(Input data Opens)
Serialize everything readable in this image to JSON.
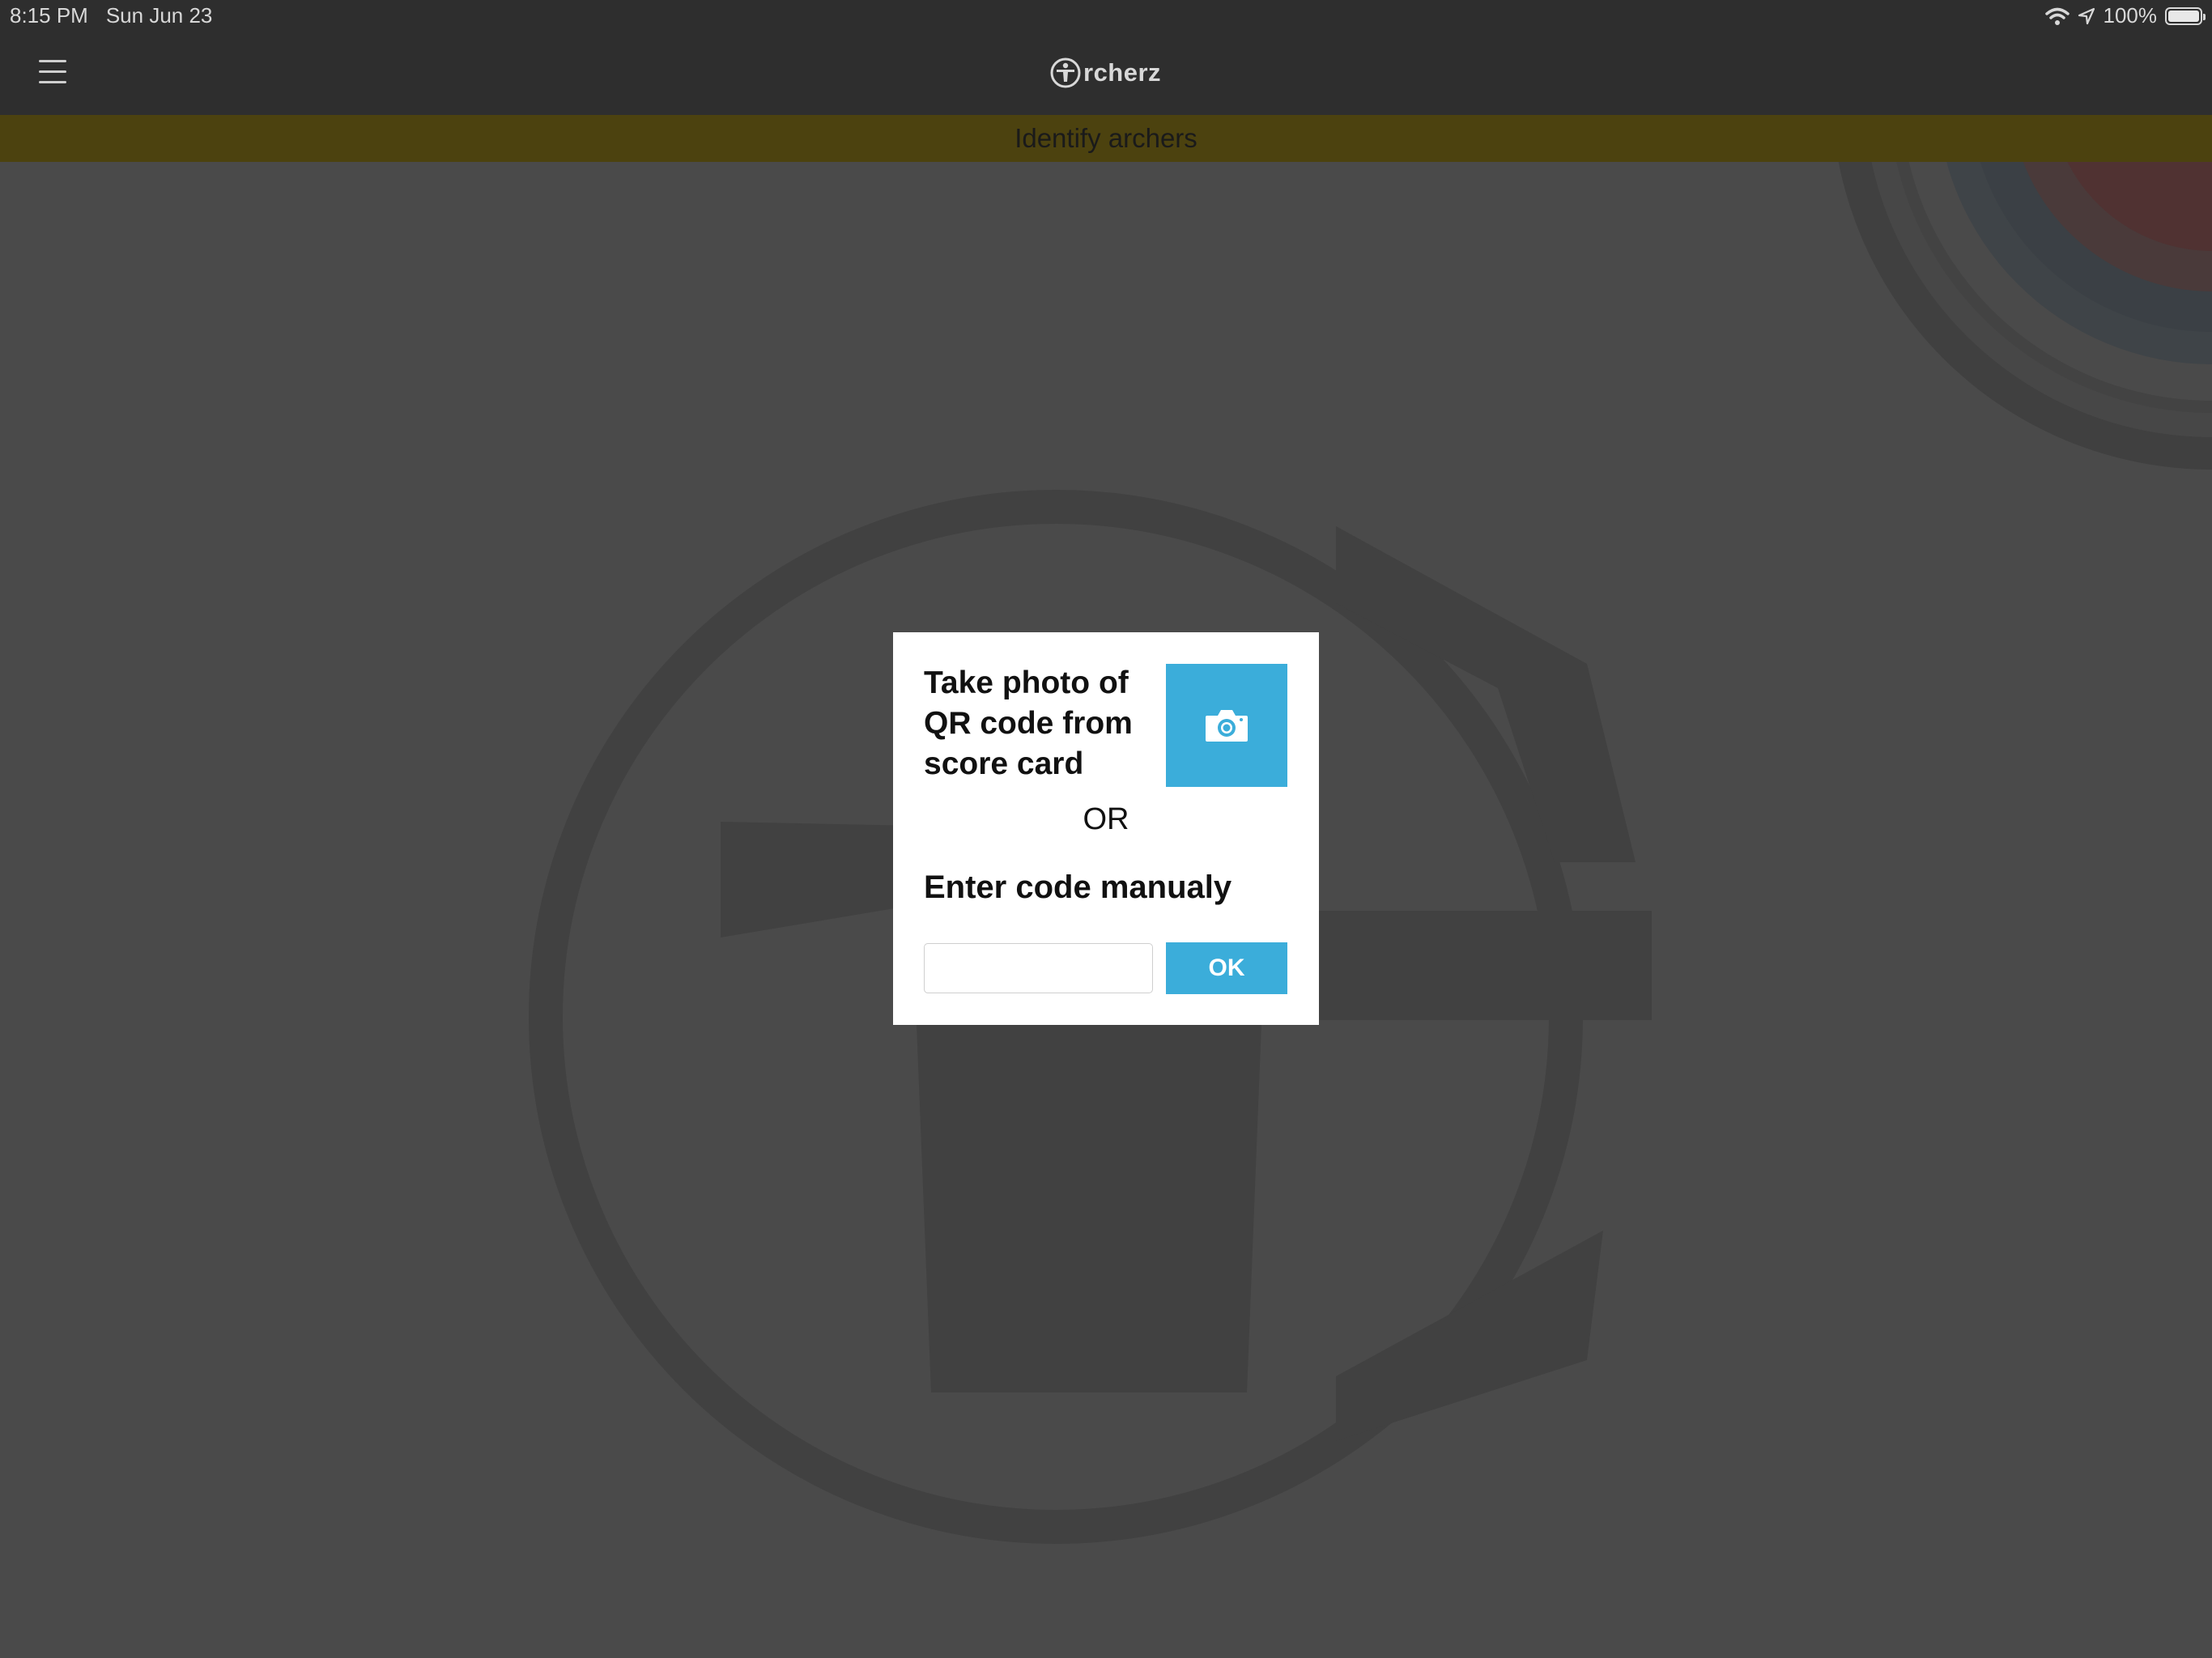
{
  "status_bar": {
    "time": "8:15 PM",
    "date": "Sun Jun 23",
    "battery": "100%",
    "battery_level": 1.0,
    "icons": [
      "wifi-icon",
      "location-arrow-icon",
      "battery-icon"
    ]
  },
  "nav": {
    "logo_text": "rcherz",
    "menu_icon": "hamburger-menu-icon"
  },
  "banner": {
    "title": "Identify archers"
  },
  "dialog": {
    "photo_prompt": "Take photo of QR code from score card",
    "camera_icon": "camera-icon",
    "or_label": "OR",
    "manual_heading": "Enter code manualy",
    "code_value": "",
    "code_placeholder": "",
    "ok_label": "OK"
  },
  "colors": {
    "accent": "#3badda",
    "nav_background": "#2e2e2e",
    "banner_background": "#4c420f",
    "overlay_background": "#4a4a4a",
    "dialog_background": "#ffffff"
  }
}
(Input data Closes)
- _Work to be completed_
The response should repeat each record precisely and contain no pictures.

- _Response area_
Serialize everything readable in this image to JSON.
{
  "status_bar": {
    "time": "8:15 PM",
    "date": "Sun Jun 23",
    "battery": "100%",
    "battery_level": 1.0,
    "icons": [
      "wifi-icon",
      "location-arrow-icon",
      "battery-icon"
    ]
  },
  "nav": {
    "logo_text": "rcherz",
    "menu_icon": "hamburger-menu-icon"
  },
  "banner": {
    "title": "Identify archers"
  },
  "dialog": {
    "photo_prompt": "Take photo of QR code from score card",
    "camera_icon": "camera-icon",
    "or_label": "OR",
    "manual_heading": "Enter code manualy",
    "code_value": "",
    "code_placeholder": "",
    "ok_label": "OK"
  },
  "colors": {
    "accent": "#3badda",
    "nav_background": "#2e2e2e",
    "banner_background": "#4c420f",
    "overlay_background": "#4a4a4a",
    "dialog_background": "#ffffff"
  }
}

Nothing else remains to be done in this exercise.